B.A., English & Psychology: University of Virginia, 2002
In my research, I explore the underpinnings of human morality and cooperation. Humans are inordinately cooperative beings, and our ultra-cooperative, moral nature is thought to account for our success as a species. My research focuses on the ontogenetic emergence of the moral emotions, cognitions, and behaviors that make children successful cooperators. This includes the emergence of social emotions such as sympathy, guilt, and forgiveness; of moral evaluations of one's own and others' actions; and of moral behaviors such as helping, sharing, and the enforcement of moral norms. I have also recently begun examining more uncooperative phenomena, such as cheating and reputation enhancement, in order to expand our understanding not only of when and why cooperation works but also of when and why it doesn’t.
- Fellow, Association for Psychological Science
- Janet Taylor Spence Award for Transformative Early Career Contributions, Association for Psychological Science, 2018
- Division 7 Dissertation Award, American Psychological Association, 2012

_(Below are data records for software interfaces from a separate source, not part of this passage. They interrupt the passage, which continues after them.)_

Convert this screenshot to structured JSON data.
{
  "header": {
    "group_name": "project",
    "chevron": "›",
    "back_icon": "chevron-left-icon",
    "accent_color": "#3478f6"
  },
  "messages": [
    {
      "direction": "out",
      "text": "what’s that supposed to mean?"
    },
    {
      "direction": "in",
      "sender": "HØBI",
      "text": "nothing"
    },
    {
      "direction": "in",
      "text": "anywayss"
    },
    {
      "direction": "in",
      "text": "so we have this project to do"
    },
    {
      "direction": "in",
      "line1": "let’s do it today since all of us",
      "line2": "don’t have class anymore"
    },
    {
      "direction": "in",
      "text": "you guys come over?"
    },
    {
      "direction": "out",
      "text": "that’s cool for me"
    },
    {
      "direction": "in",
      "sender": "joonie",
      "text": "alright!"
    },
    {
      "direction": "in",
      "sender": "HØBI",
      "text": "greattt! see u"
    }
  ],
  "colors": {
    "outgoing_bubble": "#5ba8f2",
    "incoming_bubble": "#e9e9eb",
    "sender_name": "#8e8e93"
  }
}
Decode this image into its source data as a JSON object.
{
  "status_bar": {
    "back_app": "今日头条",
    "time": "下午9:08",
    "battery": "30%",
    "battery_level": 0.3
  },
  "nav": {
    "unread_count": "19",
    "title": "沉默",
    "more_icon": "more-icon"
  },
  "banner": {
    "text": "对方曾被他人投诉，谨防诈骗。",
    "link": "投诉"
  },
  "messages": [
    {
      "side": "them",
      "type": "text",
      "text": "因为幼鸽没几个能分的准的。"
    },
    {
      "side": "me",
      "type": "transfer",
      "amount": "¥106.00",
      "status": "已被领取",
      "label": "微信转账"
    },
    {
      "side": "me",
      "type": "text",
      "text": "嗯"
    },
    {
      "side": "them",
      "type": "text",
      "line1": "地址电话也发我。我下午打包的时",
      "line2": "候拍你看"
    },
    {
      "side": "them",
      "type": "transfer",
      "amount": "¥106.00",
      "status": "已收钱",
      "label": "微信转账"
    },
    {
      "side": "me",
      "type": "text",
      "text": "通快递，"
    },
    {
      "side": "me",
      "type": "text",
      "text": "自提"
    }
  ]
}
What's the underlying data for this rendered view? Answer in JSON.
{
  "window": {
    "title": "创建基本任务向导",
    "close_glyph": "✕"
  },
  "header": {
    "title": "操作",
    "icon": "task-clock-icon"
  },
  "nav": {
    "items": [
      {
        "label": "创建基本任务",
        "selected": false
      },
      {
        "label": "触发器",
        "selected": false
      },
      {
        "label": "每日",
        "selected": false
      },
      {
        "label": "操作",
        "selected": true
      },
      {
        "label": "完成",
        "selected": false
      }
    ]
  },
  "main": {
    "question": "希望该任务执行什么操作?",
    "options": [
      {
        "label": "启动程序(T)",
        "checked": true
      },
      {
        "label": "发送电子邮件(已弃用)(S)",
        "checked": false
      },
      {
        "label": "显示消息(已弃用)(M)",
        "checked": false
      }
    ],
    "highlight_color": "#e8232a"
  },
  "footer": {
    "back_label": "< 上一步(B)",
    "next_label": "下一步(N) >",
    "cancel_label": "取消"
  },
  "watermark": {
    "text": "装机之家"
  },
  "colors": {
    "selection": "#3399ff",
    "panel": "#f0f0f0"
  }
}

- Outstanding Doctoral Dissertation Award, Society for Research in Child Development, 2011